ST JOHN’S, Antigua – The group proposing a mega commercial centre said it would not give in, despite a competing company being allowed to build on land earmarked as vital for their project.
Mulberry Center Group (MCP) director Jeri Benjamin also suggested that Minister of Lands Hilson Baptiste spoiled otherwise favourable negotiations with the government.
“Whenever Minister Baptiste came in the middle of it, it was as if the doors of hell were opened up again,” Benjamin said.
The Maryland Amusement Park was given a partition of land in December close to the National Heroes’ Park.
The group has been involved in a public row over the decision in the past week.
MCP said it was unaware of the division when it took place and was still negotiating with the government for 48.22 acres, which included the parcels.
Benjamin said she did not believe Minister of Finance Harold Lovell was behind the allegedly discreet move and said conflict arose with Baptiste when she discovered the amusement park had been given the go ahead.
“He (Minister Baptiste) insisted you change or else and at some point he was insisting you can build down into the heroes’ park,” Benjamin said. “That is when it started getting sticky for us. There were going to be social issues arising for us.”
MCP holds that a redesign is untenable and that building in Heroes’ Park would drive up the costs too far.
“I guess as time goes by we will just figure out the best way to go forward. What we are going to do I don’t know, but I know we have not thrown in the towel,” Benjamin said.
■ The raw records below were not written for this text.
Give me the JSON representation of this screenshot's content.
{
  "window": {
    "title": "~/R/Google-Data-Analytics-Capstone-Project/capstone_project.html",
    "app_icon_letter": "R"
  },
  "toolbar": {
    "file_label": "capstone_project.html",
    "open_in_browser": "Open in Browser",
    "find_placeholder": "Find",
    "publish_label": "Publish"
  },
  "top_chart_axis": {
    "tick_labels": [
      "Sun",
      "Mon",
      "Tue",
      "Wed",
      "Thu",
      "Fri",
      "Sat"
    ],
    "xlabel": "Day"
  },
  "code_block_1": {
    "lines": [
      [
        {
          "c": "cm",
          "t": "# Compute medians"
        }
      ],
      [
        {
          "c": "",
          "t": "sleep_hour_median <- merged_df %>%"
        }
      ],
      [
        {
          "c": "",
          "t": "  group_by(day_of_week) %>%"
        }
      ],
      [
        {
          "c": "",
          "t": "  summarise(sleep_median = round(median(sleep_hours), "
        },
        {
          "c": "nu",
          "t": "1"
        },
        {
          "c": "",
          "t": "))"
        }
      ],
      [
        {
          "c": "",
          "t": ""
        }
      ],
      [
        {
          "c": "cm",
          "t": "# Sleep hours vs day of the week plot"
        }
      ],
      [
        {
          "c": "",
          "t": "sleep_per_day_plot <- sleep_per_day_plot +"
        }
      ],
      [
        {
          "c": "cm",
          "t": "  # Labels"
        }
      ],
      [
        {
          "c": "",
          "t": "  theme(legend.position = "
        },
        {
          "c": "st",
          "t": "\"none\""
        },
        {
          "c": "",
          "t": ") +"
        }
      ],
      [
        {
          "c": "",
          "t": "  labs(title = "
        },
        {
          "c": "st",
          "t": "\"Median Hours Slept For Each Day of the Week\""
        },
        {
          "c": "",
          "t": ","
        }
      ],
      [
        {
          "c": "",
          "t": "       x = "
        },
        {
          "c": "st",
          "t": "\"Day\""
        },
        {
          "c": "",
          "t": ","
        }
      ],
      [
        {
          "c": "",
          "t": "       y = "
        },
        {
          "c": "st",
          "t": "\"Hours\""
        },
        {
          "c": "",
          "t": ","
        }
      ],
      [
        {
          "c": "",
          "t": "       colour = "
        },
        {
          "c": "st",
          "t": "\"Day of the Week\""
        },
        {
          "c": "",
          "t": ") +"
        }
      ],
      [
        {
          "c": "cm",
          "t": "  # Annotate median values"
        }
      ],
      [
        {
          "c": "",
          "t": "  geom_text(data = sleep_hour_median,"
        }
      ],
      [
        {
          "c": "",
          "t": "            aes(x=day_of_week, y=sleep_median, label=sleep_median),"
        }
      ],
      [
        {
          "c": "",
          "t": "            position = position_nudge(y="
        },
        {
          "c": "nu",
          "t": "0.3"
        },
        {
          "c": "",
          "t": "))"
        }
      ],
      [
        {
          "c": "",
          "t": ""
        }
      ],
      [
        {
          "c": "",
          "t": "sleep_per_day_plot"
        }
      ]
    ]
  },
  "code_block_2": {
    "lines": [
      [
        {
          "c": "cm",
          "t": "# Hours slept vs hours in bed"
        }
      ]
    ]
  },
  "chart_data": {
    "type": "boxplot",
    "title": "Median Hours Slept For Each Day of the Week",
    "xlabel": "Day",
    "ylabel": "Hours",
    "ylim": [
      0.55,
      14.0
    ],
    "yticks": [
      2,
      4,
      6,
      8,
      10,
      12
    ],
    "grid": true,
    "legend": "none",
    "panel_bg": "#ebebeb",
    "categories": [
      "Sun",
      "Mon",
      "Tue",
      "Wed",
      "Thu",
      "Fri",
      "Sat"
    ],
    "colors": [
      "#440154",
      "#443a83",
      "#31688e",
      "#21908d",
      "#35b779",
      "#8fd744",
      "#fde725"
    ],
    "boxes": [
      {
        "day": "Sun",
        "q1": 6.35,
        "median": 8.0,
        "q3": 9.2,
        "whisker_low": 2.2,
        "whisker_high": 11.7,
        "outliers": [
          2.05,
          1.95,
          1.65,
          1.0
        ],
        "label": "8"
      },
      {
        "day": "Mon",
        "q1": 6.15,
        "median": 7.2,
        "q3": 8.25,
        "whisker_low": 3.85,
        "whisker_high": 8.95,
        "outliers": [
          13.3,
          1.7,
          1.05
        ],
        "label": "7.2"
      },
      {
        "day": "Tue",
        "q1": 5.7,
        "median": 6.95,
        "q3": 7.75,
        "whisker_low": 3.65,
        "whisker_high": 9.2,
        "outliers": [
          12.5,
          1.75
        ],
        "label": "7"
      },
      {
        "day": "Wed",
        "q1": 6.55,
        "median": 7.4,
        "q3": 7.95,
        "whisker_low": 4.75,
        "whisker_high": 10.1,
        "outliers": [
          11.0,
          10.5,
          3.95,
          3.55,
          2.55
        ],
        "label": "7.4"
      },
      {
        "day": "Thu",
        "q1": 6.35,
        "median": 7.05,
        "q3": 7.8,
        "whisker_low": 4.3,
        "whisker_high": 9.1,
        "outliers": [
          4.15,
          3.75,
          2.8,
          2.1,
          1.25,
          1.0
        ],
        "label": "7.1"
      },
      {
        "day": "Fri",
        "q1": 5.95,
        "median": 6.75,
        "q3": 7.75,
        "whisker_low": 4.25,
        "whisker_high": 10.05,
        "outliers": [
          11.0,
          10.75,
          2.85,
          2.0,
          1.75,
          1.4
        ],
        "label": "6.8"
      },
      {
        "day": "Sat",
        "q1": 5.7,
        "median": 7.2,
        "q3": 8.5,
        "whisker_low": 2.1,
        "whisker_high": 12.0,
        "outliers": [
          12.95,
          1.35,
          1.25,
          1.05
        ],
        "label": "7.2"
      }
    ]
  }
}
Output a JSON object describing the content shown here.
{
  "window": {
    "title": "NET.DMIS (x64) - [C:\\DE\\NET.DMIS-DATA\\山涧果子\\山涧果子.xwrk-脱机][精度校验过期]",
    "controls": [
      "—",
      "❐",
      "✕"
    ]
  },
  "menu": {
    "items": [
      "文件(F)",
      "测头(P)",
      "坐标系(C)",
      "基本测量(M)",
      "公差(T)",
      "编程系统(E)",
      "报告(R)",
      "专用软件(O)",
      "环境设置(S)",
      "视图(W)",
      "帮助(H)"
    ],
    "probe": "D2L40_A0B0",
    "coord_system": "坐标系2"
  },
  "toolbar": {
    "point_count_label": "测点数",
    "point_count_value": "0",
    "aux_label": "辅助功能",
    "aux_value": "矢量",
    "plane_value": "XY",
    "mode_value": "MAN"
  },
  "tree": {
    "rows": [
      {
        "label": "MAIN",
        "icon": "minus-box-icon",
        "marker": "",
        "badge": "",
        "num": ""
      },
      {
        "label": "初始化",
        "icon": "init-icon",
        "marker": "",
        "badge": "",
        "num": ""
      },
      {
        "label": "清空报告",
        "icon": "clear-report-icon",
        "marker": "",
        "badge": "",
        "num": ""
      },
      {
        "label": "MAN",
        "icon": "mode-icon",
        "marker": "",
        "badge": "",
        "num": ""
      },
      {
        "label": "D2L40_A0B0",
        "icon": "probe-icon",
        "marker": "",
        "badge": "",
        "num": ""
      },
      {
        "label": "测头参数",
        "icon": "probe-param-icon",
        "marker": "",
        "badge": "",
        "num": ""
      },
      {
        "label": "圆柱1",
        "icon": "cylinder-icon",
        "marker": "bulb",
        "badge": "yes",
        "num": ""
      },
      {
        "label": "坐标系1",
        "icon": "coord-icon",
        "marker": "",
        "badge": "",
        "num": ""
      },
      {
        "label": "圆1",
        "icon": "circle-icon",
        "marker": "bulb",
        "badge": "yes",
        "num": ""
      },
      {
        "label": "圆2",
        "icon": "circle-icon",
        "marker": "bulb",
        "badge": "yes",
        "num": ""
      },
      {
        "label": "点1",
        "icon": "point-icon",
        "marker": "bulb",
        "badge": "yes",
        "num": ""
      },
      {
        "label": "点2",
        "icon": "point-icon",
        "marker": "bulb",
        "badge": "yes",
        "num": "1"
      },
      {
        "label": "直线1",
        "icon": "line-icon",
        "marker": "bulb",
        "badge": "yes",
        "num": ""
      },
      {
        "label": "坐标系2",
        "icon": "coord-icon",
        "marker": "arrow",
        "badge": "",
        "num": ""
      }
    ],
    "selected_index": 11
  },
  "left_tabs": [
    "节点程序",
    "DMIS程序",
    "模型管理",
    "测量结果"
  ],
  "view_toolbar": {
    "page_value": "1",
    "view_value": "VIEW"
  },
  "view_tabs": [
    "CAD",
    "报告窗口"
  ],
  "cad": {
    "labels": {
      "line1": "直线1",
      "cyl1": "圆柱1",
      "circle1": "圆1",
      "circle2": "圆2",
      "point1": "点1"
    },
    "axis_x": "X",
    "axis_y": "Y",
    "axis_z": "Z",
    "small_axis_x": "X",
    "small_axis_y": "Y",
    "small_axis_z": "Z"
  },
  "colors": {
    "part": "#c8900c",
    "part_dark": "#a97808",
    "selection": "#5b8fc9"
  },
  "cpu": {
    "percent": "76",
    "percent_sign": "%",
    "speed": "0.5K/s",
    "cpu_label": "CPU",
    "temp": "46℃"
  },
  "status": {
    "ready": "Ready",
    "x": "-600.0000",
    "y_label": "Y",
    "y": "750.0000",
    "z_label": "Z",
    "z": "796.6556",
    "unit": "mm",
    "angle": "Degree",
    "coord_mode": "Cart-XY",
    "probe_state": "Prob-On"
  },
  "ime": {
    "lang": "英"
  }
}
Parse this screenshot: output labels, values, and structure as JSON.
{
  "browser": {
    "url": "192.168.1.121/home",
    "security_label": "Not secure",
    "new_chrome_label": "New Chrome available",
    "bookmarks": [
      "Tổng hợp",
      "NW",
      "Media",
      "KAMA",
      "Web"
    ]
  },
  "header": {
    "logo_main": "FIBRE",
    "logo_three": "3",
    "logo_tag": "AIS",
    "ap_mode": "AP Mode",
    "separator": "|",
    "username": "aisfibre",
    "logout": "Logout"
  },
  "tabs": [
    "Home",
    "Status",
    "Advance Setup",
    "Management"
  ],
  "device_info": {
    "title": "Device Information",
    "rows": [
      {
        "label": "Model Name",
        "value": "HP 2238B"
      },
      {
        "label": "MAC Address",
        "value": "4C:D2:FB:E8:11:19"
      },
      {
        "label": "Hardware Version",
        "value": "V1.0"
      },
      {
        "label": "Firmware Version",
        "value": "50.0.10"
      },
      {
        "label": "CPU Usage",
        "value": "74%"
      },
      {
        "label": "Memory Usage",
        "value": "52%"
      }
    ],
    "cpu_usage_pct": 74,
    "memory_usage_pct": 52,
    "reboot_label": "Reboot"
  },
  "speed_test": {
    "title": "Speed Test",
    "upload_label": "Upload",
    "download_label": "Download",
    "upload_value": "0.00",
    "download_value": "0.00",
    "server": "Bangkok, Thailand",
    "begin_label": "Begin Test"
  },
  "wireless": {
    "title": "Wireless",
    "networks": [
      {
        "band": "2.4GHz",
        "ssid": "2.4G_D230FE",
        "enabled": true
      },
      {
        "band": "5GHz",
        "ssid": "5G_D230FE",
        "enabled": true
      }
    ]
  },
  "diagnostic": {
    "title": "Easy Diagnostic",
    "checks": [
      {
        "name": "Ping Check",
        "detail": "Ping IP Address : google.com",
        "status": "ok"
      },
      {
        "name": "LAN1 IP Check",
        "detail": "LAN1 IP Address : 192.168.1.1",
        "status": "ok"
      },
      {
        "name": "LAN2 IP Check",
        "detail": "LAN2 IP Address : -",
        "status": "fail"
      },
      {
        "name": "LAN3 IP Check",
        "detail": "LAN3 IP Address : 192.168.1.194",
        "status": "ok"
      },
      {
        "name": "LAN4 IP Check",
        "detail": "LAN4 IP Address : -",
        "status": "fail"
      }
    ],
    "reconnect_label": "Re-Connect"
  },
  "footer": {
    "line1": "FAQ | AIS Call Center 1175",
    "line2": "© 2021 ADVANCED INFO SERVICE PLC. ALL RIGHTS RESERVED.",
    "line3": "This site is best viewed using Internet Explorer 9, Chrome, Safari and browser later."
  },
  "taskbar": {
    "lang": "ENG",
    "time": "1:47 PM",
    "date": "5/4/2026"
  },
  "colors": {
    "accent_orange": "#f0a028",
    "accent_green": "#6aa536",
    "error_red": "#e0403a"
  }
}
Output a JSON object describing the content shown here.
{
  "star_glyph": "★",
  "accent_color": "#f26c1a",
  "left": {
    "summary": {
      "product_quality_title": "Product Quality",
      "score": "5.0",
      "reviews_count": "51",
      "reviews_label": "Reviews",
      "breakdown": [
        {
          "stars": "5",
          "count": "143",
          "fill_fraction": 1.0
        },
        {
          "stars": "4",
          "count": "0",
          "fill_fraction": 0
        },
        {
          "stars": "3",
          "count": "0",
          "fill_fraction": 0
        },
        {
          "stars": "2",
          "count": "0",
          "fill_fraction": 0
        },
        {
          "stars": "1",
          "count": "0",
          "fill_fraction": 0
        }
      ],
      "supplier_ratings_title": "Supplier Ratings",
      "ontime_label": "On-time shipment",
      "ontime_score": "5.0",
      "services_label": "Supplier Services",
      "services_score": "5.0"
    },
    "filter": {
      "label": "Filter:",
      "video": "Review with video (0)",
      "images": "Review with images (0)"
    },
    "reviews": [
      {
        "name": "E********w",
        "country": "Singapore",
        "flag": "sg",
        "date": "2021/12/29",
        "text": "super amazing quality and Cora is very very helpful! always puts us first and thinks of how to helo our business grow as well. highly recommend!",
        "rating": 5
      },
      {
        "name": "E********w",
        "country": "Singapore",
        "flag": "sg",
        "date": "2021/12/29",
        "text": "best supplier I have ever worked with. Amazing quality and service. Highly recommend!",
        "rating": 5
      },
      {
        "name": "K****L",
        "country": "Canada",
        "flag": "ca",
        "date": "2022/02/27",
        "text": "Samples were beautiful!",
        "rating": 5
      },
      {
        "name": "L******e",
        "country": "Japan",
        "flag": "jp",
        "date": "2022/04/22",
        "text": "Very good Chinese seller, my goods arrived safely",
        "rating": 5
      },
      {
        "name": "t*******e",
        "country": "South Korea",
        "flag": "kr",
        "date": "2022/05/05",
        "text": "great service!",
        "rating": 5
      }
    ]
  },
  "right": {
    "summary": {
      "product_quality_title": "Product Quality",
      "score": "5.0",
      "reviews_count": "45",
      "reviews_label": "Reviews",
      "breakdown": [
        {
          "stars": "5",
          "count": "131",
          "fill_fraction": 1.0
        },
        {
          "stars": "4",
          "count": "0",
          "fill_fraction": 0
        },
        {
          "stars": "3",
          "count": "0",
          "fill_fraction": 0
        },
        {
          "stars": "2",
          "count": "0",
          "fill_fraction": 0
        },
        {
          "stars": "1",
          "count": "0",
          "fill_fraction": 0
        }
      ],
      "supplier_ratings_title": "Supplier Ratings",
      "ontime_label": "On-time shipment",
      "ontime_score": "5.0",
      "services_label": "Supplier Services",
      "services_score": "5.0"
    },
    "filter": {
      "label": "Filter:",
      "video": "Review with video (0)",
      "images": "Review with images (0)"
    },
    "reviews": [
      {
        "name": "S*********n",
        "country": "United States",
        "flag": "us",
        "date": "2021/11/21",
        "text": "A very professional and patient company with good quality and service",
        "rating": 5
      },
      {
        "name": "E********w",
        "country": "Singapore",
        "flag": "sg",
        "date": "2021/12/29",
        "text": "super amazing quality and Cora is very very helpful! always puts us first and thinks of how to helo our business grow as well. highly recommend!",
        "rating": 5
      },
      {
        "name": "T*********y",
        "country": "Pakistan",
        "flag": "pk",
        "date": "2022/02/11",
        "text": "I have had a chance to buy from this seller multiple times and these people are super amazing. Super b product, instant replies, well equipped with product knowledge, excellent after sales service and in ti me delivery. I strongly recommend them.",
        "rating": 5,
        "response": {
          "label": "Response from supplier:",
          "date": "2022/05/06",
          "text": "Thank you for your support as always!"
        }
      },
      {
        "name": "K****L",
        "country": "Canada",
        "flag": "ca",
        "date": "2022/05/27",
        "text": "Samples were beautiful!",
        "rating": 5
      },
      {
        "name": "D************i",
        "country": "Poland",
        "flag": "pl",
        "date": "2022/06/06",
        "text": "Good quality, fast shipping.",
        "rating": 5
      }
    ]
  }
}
The MCP director also made it clear that the group has no quarrel with the amusement park.
“The issue here is with the government and what it has done in terms of going back on the agreement it has made with MCP. They know that it would stop the MCP project and it could have been anyone,” Benjamin said.
She added that she hopes the company will be able to tell its side of the story for the public to judge.
“We are Antiguans doing this development. There is not any overseas persons coming to take control and we are not hiding behind anything. Our story still has to be told to the public,” Benjamin said.